Ayahuasca Withdrawal Symptoms

The active compounds in ayahuasca, DMT and monoamine oxidase inhibitors (MAOIs), have not been found to cause dependency. Clinically, a compound must cause dependency before it can cause withdrawal symptoms.

Ayahuasca side effects include physical effects like nausea, vomiting, diarrhea, dizziness, as well as psychological side effects such as fear-inducing hallucinations. While ayahuasca does not cause clinical withdrawal symptoms, some people report that the ayahuasca experience can bring up emotions or memories that may be recalled in the days or weeks following the trip.
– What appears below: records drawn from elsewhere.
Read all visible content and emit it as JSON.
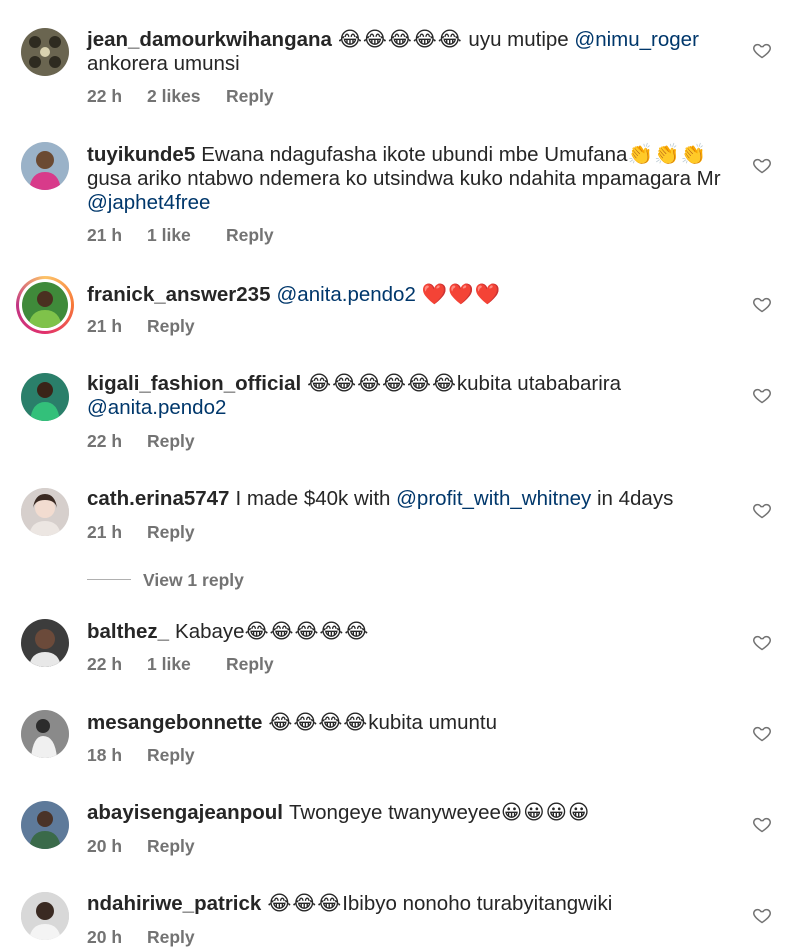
{
  "comments": [
    {
      "username": "jean_damourkwihangana",
      "emoji": "😂😂😂😂😂",
      "text_before": " uyu mutipe ",
      "mention": "@nimu_roger",
      "text_after": " ankorera umunsi",
      "time": "22 h",
      "likes": "2 likes",
      "reply": "Reply",
      "avatar_color": "#6a6550"
    },
    {
      "username": "tuyikunde5",
      "text_before": "Ewana ndagufasha ikote ubundi mbe Umufana",
      "emoji": "👏👏👏",
      "text_mid": " gusa ariko ntabwo ndemera ko utsindwa kuko ndahita mpamagara Mr ",
      "mention": "@japhet4free",
      "time": "21 h",
      "likes": "1 like",
      "reply": "Reply",
      "avatar_color": "#9ab2c8"
    },
    {
      "username": "franick_answer235",
      "mention": "@anita.pendo2",
      "emoji": "❤️❤️❤️",
      "time": "21 h",
      "reply": "Reply",
      "avatar_color": "#3f8a3a"
    },
    {
      "username": "kigali_fashion_official",
      "emoji": "😂😂😂😂😂😂",
      "text_before": "kubita utababarira ",
      "mention": "@anita.pendo2",
      "time": "22 h",
      "reply": "Reply",
      "avatar_color": "#2a7f6a"
    },
    {
      "username": "cath.erina5747",
      "text_before": "I made $40k with ",
      "mention": "@profit_with_whitney",
      "text_after": " in 4days",
      "time": "21 h",
      "reply": "Reply",
      "view_replies": "View 1 reply",
      "avatar_color": "#d6cfcc"
    },
    {
      "username": "balthez_",
      "text_before": "Kabaye",
      "emoji": "😂😂😂😂😂",
      "time": "22 h",
      "likes": "1 like",
      "reply": "Reply",
      "avatar_color": "#3c3c3c"
    },
    {
      "username": "mesangebonnette",
      "emoji": "😂😂😂😂",
      "text_before": "kubita umuntu",
      "time": "18 h",
      "reply": "Reply",
      "avatar_color": "#8a8a8a"
    },
    {
      "username": "abayisengajeanpoul",
      "text_before": "Twongeye twanyweyee",
      "emoji": "😀😀😀😀",
      "time": "20 h",
      "reply": "Reply",
      "avatar_color": "#5e7a9a"
    },
    {
      "username": "ndahiriwe_patrick",
      "emoji": "😂😂😂",
      "text_before": "Ibibyo nonoho turabyitangwiki",
      "time": "20 h",
      "reply": "Reply",
      "avatar_color": "#d8d8d8"
    }
  ]
}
Related Topic: Can you overdose on DMT?

How is Ayahuasca Withdrawal Diagnosed?

The clinical definition of withdrawal depends on the previously established dependency on a drug. Ayahuasca has not been found to cause dependency, thus a diagnosis of ayahuasca withdrawal is clinically invalid.
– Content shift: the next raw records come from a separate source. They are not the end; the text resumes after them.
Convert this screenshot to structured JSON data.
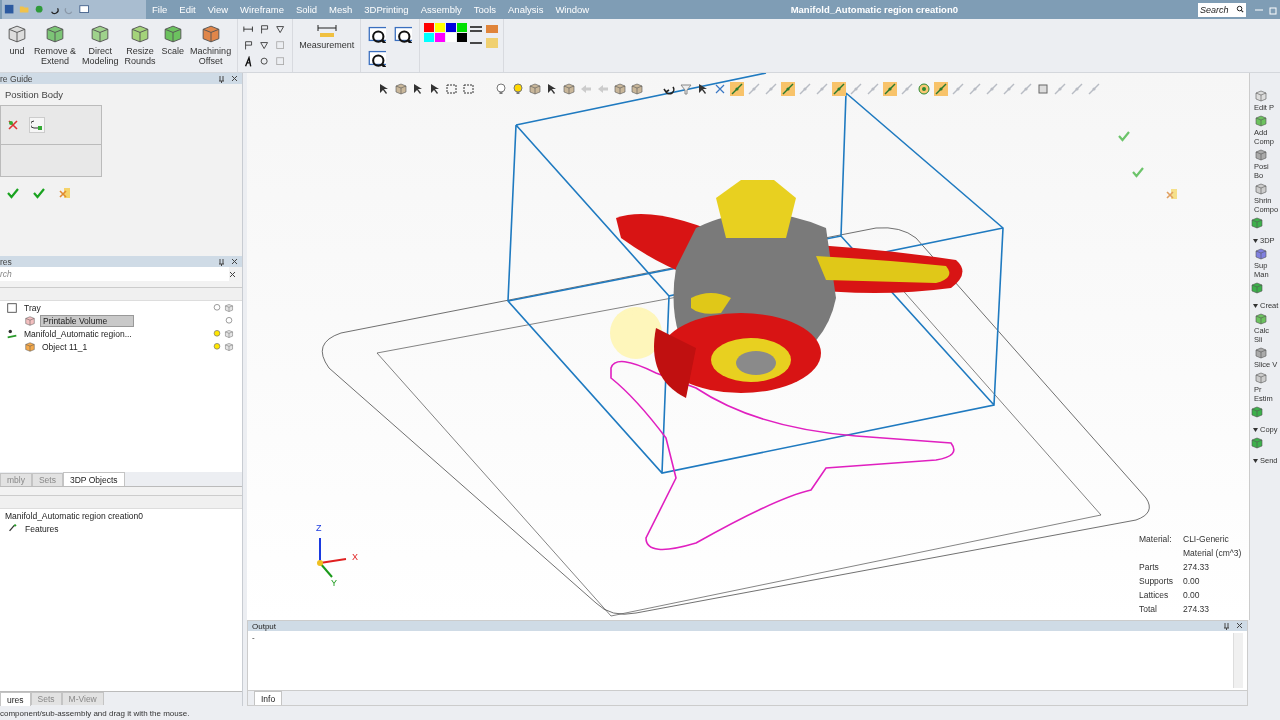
{
  "title_bar": {
    "title": "Manifold_Automatic region creation0",
    "search": {
      "placeholder": "Search"
    }
  },
  "menu": [
    "File",
    "Edit",
    "View",
    "Wireframe",
    "Solid",
    "Mesh",
    "3DPrinting",
    "Assembly",
    "Tools",
    "Analysis",
    "Window"
  ],
  "ribbon_buttons": [
    {
      "lines": [
        "und"
      ]
    },
    {
      "lines": [
        "Remove &",
        "Extend"
      ]
    },
    {
      "lines": [
        "Direct",
        "Modeling"
      ]
    },
    {
      "lines": [
        "Resize",
        "Rounds"
      ]
    },
    {
      "lines": [
        "Scale"
      ]
    },
    {
      "lines": [
        "Machining",
        "Offset"
      ]
    }
  ],
  "measure_button": {
    "lines": [
      "Measurement"
    ]
  },
  "palette": [
    {
      "color": "#ff0000"
    },
    {
      "color": "#ffff00"
    },
    {
      "color": "#0000e0"
    },
    {
      "color": "#00e000"
    },
    {
      "color": "#00ffff"
    },
    {
      "color": "#ff00ff"
    },
    {
      "color": "#ffffff"
    },
    {
      "color": "#000000"
    }
  ],
  "guide_panel": {
    "title": "re Guide",
    "step": "Position Body"
  },
  "features_panel": {
    "title": "res",
    "search": {
      "placeholder": "rch"
    },
    "tree": [
      {
        "label": "Tray",
        "selected": false,
        "children": [
          {
            "label": "Printable Volume",
            "selected": true
          }
        ]
      },
      {
        "label": "Manifold_Automatic region...",
        "selected": false,
        "children": [
          {
            "label": "Object 11_1",
            "selected": false
          }
        ]
      }
    ]
  },
  "left_tabs": [
    {
      "label": "mbly",
      "selected": false
    },
    {
      "label": "Sets",
      "selected": false
    },
    {
      "label": "3DP Objects",
      "selected": true
    }
  ],
  "object_panel": {
    "tree": [
      {
        "label": "Manifold_Automatic region creation0",
        "children": [
          {
            "label": "Features"
          }
        ]
      }
    ]
  },
  "bottom_tabs": [
    {
      "label": "ures",
      "selected": true
    },
    {
      "label": "Sets",
      "selected": false
    },
    {
      "label": "M-View",
      "selected": false
    }
  ],
  "viewport": {
    "axes": {
      "z": "Z",
      "x": "X",
      "y": "Y"
    },
    "info": [
      {
        "label": "Material:",
        "value": "CLI-Generic"
      },
      {
        "value": "Material (cm^3)"
      },
      {
        "label": "Parts",
        "value": "274.33"
      },
      {
        "label": "Supports",
        "value": "0.00"
      },
      {
        "label": "Lattices",
        "value": "0.00"
      },
      {
        "label": "Total",
        "value": "274.33"
      }
    ]
  },
  "right_toolbar": [
    {
      "kind": "button",
      "lines": [
        "Edit P"
      ]
    },
    {
      "kind": "button",
      "lines": [
        "Add",
        "Comp"
      ]
    },
    {
      "kind": "button",
      "lines": [
        "Posi",
        "Bo"
      ]
    },
    {
      "kind": "button",
      "lines": [
        "Shrin",
        "Compo"
      ]
    },
    {
      "kind": "icon"
    },
    {
      "kind": "section",
      "label": "3DP"
    },
    {
      "kind": "button",
      "lines": [
        "Sup",
        "Man"
      ]
    },
    {
      "kind": "icon"
    },
    {
      "kind": "section",
      "label": "Creat"
    },
    {
      "kind": "button",
      "lines": [
        "Calc",
        "Sli"
      ]
    },
    {
      "kind": "button",
      "lines": [
        "Slice V"
      ]
    },
    {
      "kind": "button",
      "lines": [
        "Pr",
        "Estim"
      ]
    },
    {
      "kind": "icon"
    },
    {
      "kind": "section",
      "label": "Copy"
    },
    {
      "kind": "icon"
    },
    {
      "kind": "section",
      "label": "Send"
    }
  ],
  "output": {
    "title": "Output",
    "lines": [
      "-"
    ],
    "tabs": [
      {
        "label": "Info",
        "selected": true
      }
    ]
  },
  "status_bar": {
    "text": "component/sub-assembly and drag it with the mouse."
  }
}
What to Expect with Ayahuasca Detox

Detoxification is defined as a, “set of interventions aimed at managing acute intoxication and withdrawal.” Appreciable ayahuasca effects are relatively short-lasting (four to six hours), and acute intoxication and detoxification occur approximately simultaneously. Ayahuasca intoxication may include periods of discomfort or fear, but once the trip is over, detox is effectively over. Moreover, as DMT and MAOIs are endogenous chemicals that are actively produced in a healthy human, complete detox from either of these compounds can have negative health consequences.
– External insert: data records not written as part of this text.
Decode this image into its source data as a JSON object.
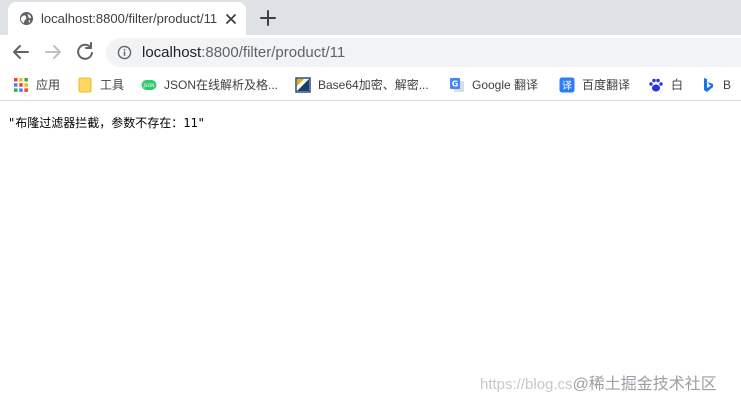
{
  "tab": {
    "title": "localhost:8800/filter/product/11",
    "favicon": "globe-icon"
  },
  "toolbar": {
    "back_icon": "arrow-left-icon",
    "forward_icon": "arrow-right-icon",
    "reload_icon": "reload-icon",
    "info_icon": "info-icon",
    "url_host": "localhost",
    "url_path": ":8800/filter/product/11"
  },
  "bookmarks": [
    {
      "label": "应用",
      "icon": "apps-grid-icon"
    },
    {
      "label": "工具",
      "icon": "folder-icon"
    },
    {
      "label": "JSON在线解析及格...",
      "icon": "json-icon"
    },
    {
      "label": "Base64加密、解密...",
      "icon": "base64-icon"
    },
    {
      "label": "Google 翻译",
      "icon": "google-translate-icon"
    },
    {
      "label": "百度翻译",
      "icon": "baidu-translate-icon"
    },
    {
      "label": "白",
      "icon": "baidu-paw-icon"
    },
    {
      "label": "B",
      "icon": "bing-icon"
    }
  ],
  "page": {
    "body_text": "\"布隆过滤器拦截，参数不存在：11\""
  },
  "watermark": {
    "text": "https://blog.cs",
    "brand": "@稀土掘金技术社区"
  },
  "colors": {
    "tabstrip": "#dee1e6",
    "omnibox": "#f1f3f4",
    "text": "#3c4043"
  }
}
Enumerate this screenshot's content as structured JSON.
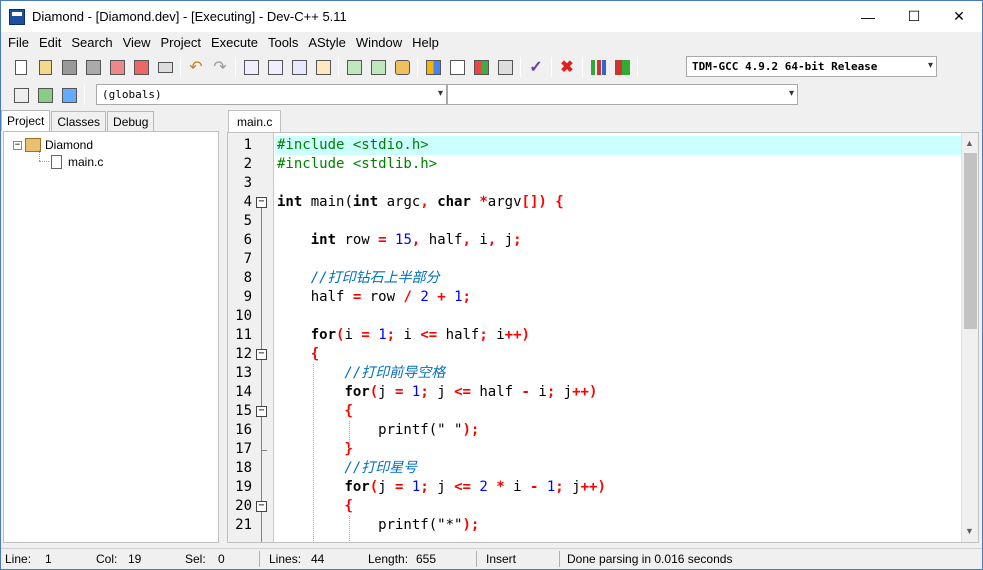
{
  "window": {
    "title": "Diamond - [Diamond.dev] - [Executing] - Dev-C++ 5.11",
    "minimize": "—",
    "maximize": "☐",
    "close": "✕"
  },
  "menu": [
    "File",
    "Edit",
    "Search",
    "View",
    "Project",
    "Execute",
    "Tools",
    "AStyle",
    "Window",
    "Help"
  ],
  "toolbar": {
    "compiler_select": "TDM-GCC 4.9.2 64-bit Release",
    "scope_select": "(globals)",
    "member_select": ""
  },
  "left_panel": {
    "tabs": [
      "Project",
      "Classes",
      "Debug"
    ],
    "active_tab": "Project",
    "tree": {
      "expander": "−",
      "project": "Diamond",
      "file": "main.c"
    }
  },
  "editor": {
    "tab": "main.c",
    "lines": [
      {
        "n": "1",
        "tokens": [
          {
            "t": "#include <stdio.h>",
            "c": "pp"
          }
        ]
      },
      {
        "n": "2",
        "tokens": [
          {
            "t": "#include <stdlib.h>",
            "c": "pp"
          }
        ]
      },
      {
        "n": "3",
        "tokens": []
      },
      {
        "n": "4",
        "tokens": [
          {
            "t": "int",
            "c": "kw"
          },
          {
            "t": " main(",
            "c": ""
          },
          {
            "t": "int",
            "c": "kw"
          },
          {
            "t": " argc",
            "c": ""
          },
          {
            "t": ",",
            "c": "op"
          },
          {
            "t": " ",
            "c": ""
          },
          {
            "t": "char",
            "c": "kw"
          },
          {
            "t": " ",
            "c": ""
          },
          {
            "t": "*",
            "c": "op"
          },
          {
            "t": "argv",
            "c": ""
          },
          {
            "t": "[])",
            "c": "op"
          },
          {
            "t": " ",
            "c": ""
          },
          {
            "t": "{",
            "c": "op"
          }
        ]
      },
      {
        "n": "5",
        "tokens": []
      },
      {
        "n": "6",
        "tokens": [
          {
            "t": "    ",
            "c": ""
          },
          {
            "t": "int",
            "c": "kw"
          },
          {
            "t": " row ",
            "c": ""
          },
          {
            "t": "=",
            "c": "op"
          },
          {
            "t": " ",
            "c": ""
          },
          {
            "t": "15",
            "c": "num"
          },
          {
            "t": ",",
            "c": "op"
          },
          {
            "t": " half",
            "c": ""
          },
          {
            "t": ",",
            "c": "op"
          },
          {
            "t": " i",
            "c": ""
          },
          {
            "t": ",",
            "c": "op"
          },
          {
            "t": " j",
            "c": ""
          },
          {
            "t": ";",
            "c": "op"
          }
        ]
      },
      {
        "n": "7",
        "tokens": []
      },
      {
        "n": "8",
        "tokens": [
          {
            "t": "    //打印钻石上半部分",
            "c": "cm"
          }
        ]
      },
      {
        "n": "9",
        "tokens": [
          {
            "t": "    half ",
            "c": ""
          },
          {
            "t": "=",
            "c": "op"
          },
          {
            "t": " row ",
            "c": ""
          },
          {
            "t": "/",
            "c": "op"
          },
          {
            "t": " ",
            "c": ""
          },
          {
            "t": "2",
            "c": "num"
          },
          {
            "t": " ",
            "c": ""
          },
          {
            "t": "+",
            "c": "op"
          },
          {
            "t": " ",
            "c": ""
          },
          {
            "t": "1",
            "c": "num"
          },
          {
            "t": ";",
            "c": "op"
          }
        ]
      },
      {
        "n": "10",
        "tokens": []
      },
      {
        "n": "11",
        "tokens": [
          {
            "t": "    ",
            "c": ""
          },
          {
            "t": "for",
            "c": "kw"
          },
          {
            "t": "(",
            "c": "op"
          },
          {
            "t": "i ",
            "c": ""
          },
          {
            "t": "=",
            "c": "op"
          },
          {
            "t": " ",
            "c": ""
          },
          {
            "t": "1",
            "c": "num"
          },
          {
            "t": ";",
            "c": "op"
          },
          {
            "t": " i ",
            "c": ""
          },
          {
            "t": "<=",
            "c": "op"
          },
          {
            "t": " half",
            "c": ""
          },
          {
            "t": ";",
            "c": "op"
          },
          {
            "t": " i",
            "c": ""
          },
          {
            "t": "++)",
            "c": "op"
          }
        ]
      },
      {
        "n": "12",
        "tokens": [
          {
            "t": "    ",
            "c": ""
          },
          {
            "t": "{",
            "c": "op"
          }
        ]
      },
      {
        "n": "13",
        "tokens": [
          {
            "t": "        //打印前导空格",
            "c": "cm"
          }
        ]
      },
      {
        "n": "14",
        "tokens": [
          {
            "t": "        ",
            "c": ""
          },
          {
            "t": "for",
            "c": "kw"
          },
          {
            "t": "(",
            "c": "op"
          },
          {
            "t": "j ",
            "c": ""
          },
          {
            "t": "=",
            "c": "op"
          },
          {
            "t": " ",
            "c": ""
          },
          {
            "t": "1",
            "c": "num"
          },
          {
            "t": ";",
            "c": "op"
          },
          {
            "t": " j ",
            "c": ""
          },
          {
            "t": "<=",
            "c": "op"
          },
          {
            "t": " half ",
            "c": ""
          },
          {
            "t": "-",
            "c": "op"
          },
          {
            "t": " i",
            "c": ""
          },
          {
            "t": ";",
            "c": "op"
          },
          {
            "t": " j",
            "c": ""
          },
          {
            "t": "++)",
            "c": "op"
          }
        ]
      },
      {
        "n": "15",
        "tokens": [
          {
            "t": "        ",
            "c": ""
          },
          {
            "t": "{",
            "c": "op"
          }
        ]
      },
      {
        "n": "16",
        "tokens": [
          {
            "t": "            printf(",
            "c": ""
          },
          {
            "t": "\" \"",
            "c": "str"
          },
          {
            "t": ");",
            "c": "op"
          }
        ]
      },
      {
        "n": "17",
        "tokens": [
          {
            "t": "        ",
            "c": ""
          },
          {
            "t": "}",
            "c": "op"
          }
        ]
      },
      {
        "n": "18",
        "tokens": [
          {
            "t": "        //打印星号",
            "c": "cm"
          }
        ]
      },
      {
        "n": "19",
        "tokens": [
          {
            "t": "        ",
            "c": ""
          },
          {
            "t": "for",
            "c": "kw"
          },
          {
            "t": "(",
            "c": "op"
          },
          {
            "t": "j ",
            "c": ""
          },
          {
            "t": "=",
            "c": "op"
          },
          {
            "t": " ",
            "c": ""
          },
          {
            "t": "1",
            "c": "num"
          },
          {
            "t": ";",
            "c": "op"
          },
          {
            "t": " j ",
            "c": ""
          },
          {
            "t": "<=",
            "c": "op"
          },
          {
            "t": " ",
            "c": ""
          },
          {
            "t": "2",
            "c": "num"
          },
          {
            "t": " ",
            "c": ""
          },
          {
            "t": "*",
            "c": "op"
          },
          {
            "t": " i ",
            "c": ""
          },
          {
            "t": "-",
            "c": "op"
          },
          {
            "t": " ",
            "c": ""
          },
          {
            "t": "1",
            "c": "num"
          },
          {
            "t": ";",
            "c": "op"
          },
          {
            "t": " j",
            "c": ""
          },
          {
            "t": "++)",
            "c": "op"
          }
        ]
      },
      {
        "n": "20",
        "tokens": [
          {
            "t": "        ",
            "c": ""
          },
          {
            "t": "{",
            "c": "op"
          }
        ]
      },
      {
        "n": "21",
        "tokens": [
          {
            "t": "            printf(",
            "c": ""
          },
          {
            "t": "\"*\"",
            "c": "str"
          },
          {
            "t": ");",
            "c": "op"
          }
        ]
      }
    ]
  },
  "status": {
    "line_label": "Line:",
    "line_value": "1",
    "col_label": "Col:",
    "col_value": "19",
    "sel_label": "Sel:",
    "sel_value": "0",
    "lines_label": "Lines:",
    "lines_value": "44",
    "length_label": "Length:",
    "length_value": "655",
    "mode": "Insert",
    "message": "Done parsing in 0.016 seconds"
  }
}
Related Topic: Hallucinogen detox

Finding an Ayahuasca Detox or Rehab Center

There is no evidence indicating that ayahuasca detox and rehab are clinically valid does not exist. For people who are concerned that they or a loved one is struggling with any form of a substance use disorder, a rehab center with a multidisciplinary team can be a significant step towards recovery.

View Sources

Barker, Steven A. “N, N-Dimethyltryptamine (DMT), an Endogenous Hallucinogen: Past, Present, and Future Research to Determine Its Role and Function.” Frontiers in Neuroscience, August 2018. Accessed July 22, 2019.

Gable, Robert. “Risk assessment of ritual use of oral dimethyltryptamine (DMT) and harmala alkaloids.” Society for the Study of Addiction, 2007. Accessed July 23, 2019.

Hamill, Jonathan; Hallak, Jaime; Dursun, Serdar; Baker, Glen. “Ayahuasca: Psychological and Physiologic Effects, Pharmacology and Potential Uses in Addiction and Mental Illness.” Current Neuropharmacology, 2019. Accessed July 23, 2019.

Frood, Arran. “Ayahuasca Psychedelic Tested for Depression.” Scientific American, April 2015. Accessed July 23, 2019.

World Health Organization. “Management of substance abuse: Withdrawal State.” Accessed July 24, 2019.

Substance Abuse and Mental Health Services Administration. “Detoxification and Substance Abuse Treatment.” 2006. Accessed July 24, 2019.

McKenna, Dennis; Callaway, J.C.; Grob, Charles S. “The Scientific Investigation of Ayahuasca: A Review of Past and Current Research.” The Heffter Review of Psychedelic Research, 1999. Accessed July 22, 2019.

Palhano-Fontes, Fernanda; et al. “Rapid antidepressant effects of the psychedelic ayahuasca in treatment-resistant depression: a randomized placebo-controlled trial.” Psychological Medicine, February 2018. Accessed July 23, 2019.